3. The Noble Speeches are good conduct in word that are used, whether spoken aloud or unspoken. The speech that purposely avoid lying, or telling a lie for the sake advantage. The speech that purposely refrains malice, and that aims to unite the discordant, encourage the united and finds words that make for harmony.
The speech that purposely refrains harsh languare and uses gentle, loving, courteous, dear and agreeable words. And the speech that purposely refrains frivolous talk, speaking at the right time, in accordance with facts, so that the words used are useful, moderate and full of sense.
4. The Noble Action is a wholesome course of action. The right action purposely refrains killing or talking life. Life in Buddhism means an abject which has body and mind. So Buddhists do not consider trees as life in this sense. The right Action purposely refrains stealing or taking what is not given. And the right Action purposely refrains sexual misconduct. All these are the noble Action of the Buddha's teaching.
5. The Noble Livelihood means a living in a morally appropriate way. The right Livelihood is avoiding a dishonest livelihood and not making a living from harming other living things. And the right Livelihood means maintaining a way of life that accords with correct ethical standards of human behaviour.
6. The Noble Effort means required to prevent evil and encourage good thoughts and actions.
The right Effort prevents evil actions or evil thoughts from occuring.
The right Effort overcomes or abandons evil actions or evil thoughts that have already happened.
The right Effort develops good actions or good thoughts that they happen now and in the future.
And the right Effort maintains good actions and good thoughts that have already happened, and develops them towards perfection.
7. The Noble Maindfulness means the foundations of mindfulness. These foundations are explained in brief as follows:
7.1 Focuss on the body inside the body, make the effort to remove desire throught consciousness and awareness, put away both satisfaction and dissatisfaction with regard to the world.
7.2 Focus on the feelings inside the feeling, make the effort to remove desire through consciousness and awareness, put away both satisfaction and dissatisfaction with regard to the world.
7.3 Focuss on the mind inside the mind, make the effort to remove desire through consciousness and awareness, put away both satisfaction and dissatisfaction with regard to the world.
7.4 Focus on the Buddha's teaching inside the Buddha's teaching, make the effort to remove desire through consciousness and awareness, put away both satisfaction and dissatisfaction with regard to the world.

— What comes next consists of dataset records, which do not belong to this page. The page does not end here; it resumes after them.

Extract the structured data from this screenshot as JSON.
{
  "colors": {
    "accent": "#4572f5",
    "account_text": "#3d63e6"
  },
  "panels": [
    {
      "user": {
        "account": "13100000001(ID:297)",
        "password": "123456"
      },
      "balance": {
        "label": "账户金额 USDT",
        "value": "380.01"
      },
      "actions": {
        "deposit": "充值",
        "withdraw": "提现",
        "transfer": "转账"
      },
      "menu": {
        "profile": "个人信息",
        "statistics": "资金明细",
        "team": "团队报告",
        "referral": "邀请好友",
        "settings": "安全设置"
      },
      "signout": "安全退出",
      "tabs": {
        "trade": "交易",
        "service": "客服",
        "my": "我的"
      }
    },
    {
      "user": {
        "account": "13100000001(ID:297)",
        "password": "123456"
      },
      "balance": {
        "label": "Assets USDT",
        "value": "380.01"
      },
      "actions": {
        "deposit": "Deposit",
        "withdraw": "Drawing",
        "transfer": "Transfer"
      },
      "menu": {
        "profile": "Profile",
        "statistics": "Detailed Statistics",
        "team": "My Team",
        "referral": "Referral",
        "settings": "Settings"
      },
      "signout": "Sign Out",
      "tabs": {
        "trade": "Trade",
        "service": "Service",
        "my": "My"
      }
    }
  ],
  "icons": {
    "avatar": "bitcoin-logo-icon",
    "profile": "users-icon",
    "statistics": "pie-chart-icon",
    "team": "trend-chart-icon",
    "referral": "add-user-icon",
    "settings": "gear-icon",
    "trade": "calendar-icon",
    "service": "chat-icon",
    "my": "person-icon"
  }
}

8. The Noble Concentration requires withdrawal from sensual pleasures, and withdrawn from unwholesomeness (bad action, bad words and bad thoughts). Concentrate and progress to the first Jhana. The first Jhana consists of thought, thinking, joy and happiness, which come from peace.
When thought and thinking have stopped, progess to the second Jhana. Joyfulness fills the mind and deep concentration occurs, with no thought and no thinking, and with only joy and happiness, which come from concentration.
When the joy fades, a sense of neutrality remains, with both awareness and consciousness producing a physical sensations of pleasure, and so progress to the third Jhana.
With the abandonment of pleasure and displeasure, with the disappearance of satisfaction and dissatisfaction, progress to the fourth Jhana, where there is no satisfaction or dissatisfaction, where there is neutrality and indifference, and there is only awareness, which is the pure nature of the mind.